— WHAT IS REQUIRED —
Every record here needs to be duplicated exactly.

— AVAILABLE RECORDS —

+--

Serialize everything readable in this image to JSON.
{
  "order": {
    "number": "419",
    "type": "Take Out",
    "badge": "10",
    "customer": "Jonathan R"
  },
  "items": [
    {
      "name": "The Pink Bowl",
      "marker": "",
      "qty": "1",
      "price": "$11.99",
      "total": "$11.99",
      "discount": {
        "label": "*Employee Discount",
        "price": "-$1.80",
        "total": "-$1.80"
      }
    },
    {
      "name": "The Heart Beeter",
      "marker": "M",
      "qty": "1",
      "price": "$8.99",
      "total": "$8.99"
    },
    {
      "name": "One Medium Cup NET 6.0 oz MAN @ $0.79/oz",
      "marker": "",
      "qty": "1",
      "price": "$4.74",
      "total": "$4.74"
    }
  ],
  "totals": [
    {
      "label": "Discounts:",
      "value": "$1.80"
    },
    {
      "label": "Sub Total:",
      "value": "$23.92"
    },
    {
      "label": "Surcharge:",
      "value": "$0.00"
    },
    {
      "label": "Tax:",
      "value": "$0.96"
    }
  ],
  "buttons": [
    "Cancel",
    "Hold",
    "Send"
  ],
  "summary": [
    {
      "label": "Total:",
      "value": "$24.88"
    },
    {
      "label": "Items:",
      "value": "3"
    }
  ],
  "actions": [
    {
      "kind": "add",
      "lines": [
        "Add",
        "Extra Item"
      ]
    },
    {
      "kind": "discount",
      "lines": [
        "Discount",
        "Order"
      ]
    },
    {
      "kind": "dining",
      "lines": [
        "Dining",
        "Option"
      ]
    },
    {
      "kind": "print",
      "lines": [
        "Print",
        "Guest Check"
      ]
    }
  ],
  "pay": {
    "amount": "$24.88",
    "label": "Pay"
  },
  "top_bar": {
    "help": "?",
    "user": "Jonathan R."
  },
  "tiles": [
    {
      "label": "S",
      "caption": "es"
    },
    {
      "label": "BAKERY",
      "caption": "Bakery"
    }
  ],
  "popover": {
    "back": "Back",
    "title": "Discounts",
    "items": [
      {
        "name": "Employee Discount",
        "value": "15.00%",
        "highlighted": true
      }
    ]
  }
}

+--

— TASK RESULT —
Serialize everything readable in this image to JSON.
{
  "order": {
    "number": "419",
    "type": "Take Out",
    "badge": "10",
    "customer": "Jonathan R"
  },
  "items": [
    {
      "name": "The Pink Bowl",
      "marker": "",
      "qty": "1",
      "price": "$11.99",
      "total": "$11.99",
      "discount": {
        "label": "*Employee Discount",
        "price": "-$1.80",
        "total": "-$1.80"
      }
    },
    {
      "name": "The Heart Beeter",
      "marker": "M",
      "qty": "1",
      "price": "$8.99",
      "total": "$8.99"
    },
    {
      "name": "One Medium Cup NET 6.0 oz MAN @ $0.79/oz",
      "marker": "",
      "qty": "1",
      "price": "$4.74",
      "total": "$4.74"
    }
  ],
  "totals": [
    {
      "label": "Discounts:",
      "value": "$1.80"
    },
    {
      "label": "Sub Total:",
      "value": "$23.92"
    },
    {
      "label": "Surcharge:",
      "value": "$0.00"
    },
    {
      "label": "Tax:",
      "value": "$0.96"
    }
  ],
  "buttons": [
    "Cancel",
    "Hold",
    "Send"
  ],
  "summary": [
    {
      "label": "Total:",
      "value": "$24.88"
    },
    {
      "label": "Items:",
      "value": "3"
    }
  ],
  "actions": [
    {
      "kind": "add",
      "lines": [
        "Add",
        "Extra Item"
      ]
    },
    {
      "kind": "discount",
      "lines": [
        "Discount",
        "Order"
      ]
    },
    {
      "kind": "dining",
      "lines": [
        "Dining",
        "Option"
      ]
    },
    {
      "kind": "print",
      "lines": [
        "Print",
        "Guest Check"
      ]
    }
  ],
  "pay": {
    "amount": "$24.88",
    "label": "Pay"
  },
  "top_bar": {
    "help": "?",
    "user": "Jonathan R."
  },
  "tiles": [
    {
      "label": "S",
      "caption": "es"
    },
    {
      "label": "BAKERY",
      "caption": "Bakery"
    }
  ],
  "popover": {
    "back": "Back",
    "title": "Discounts",
    "items": [
      {
        "name": "Employee Discount",
        "value": "15.00%",
        "highlighted": true
      }
    ]
  }
}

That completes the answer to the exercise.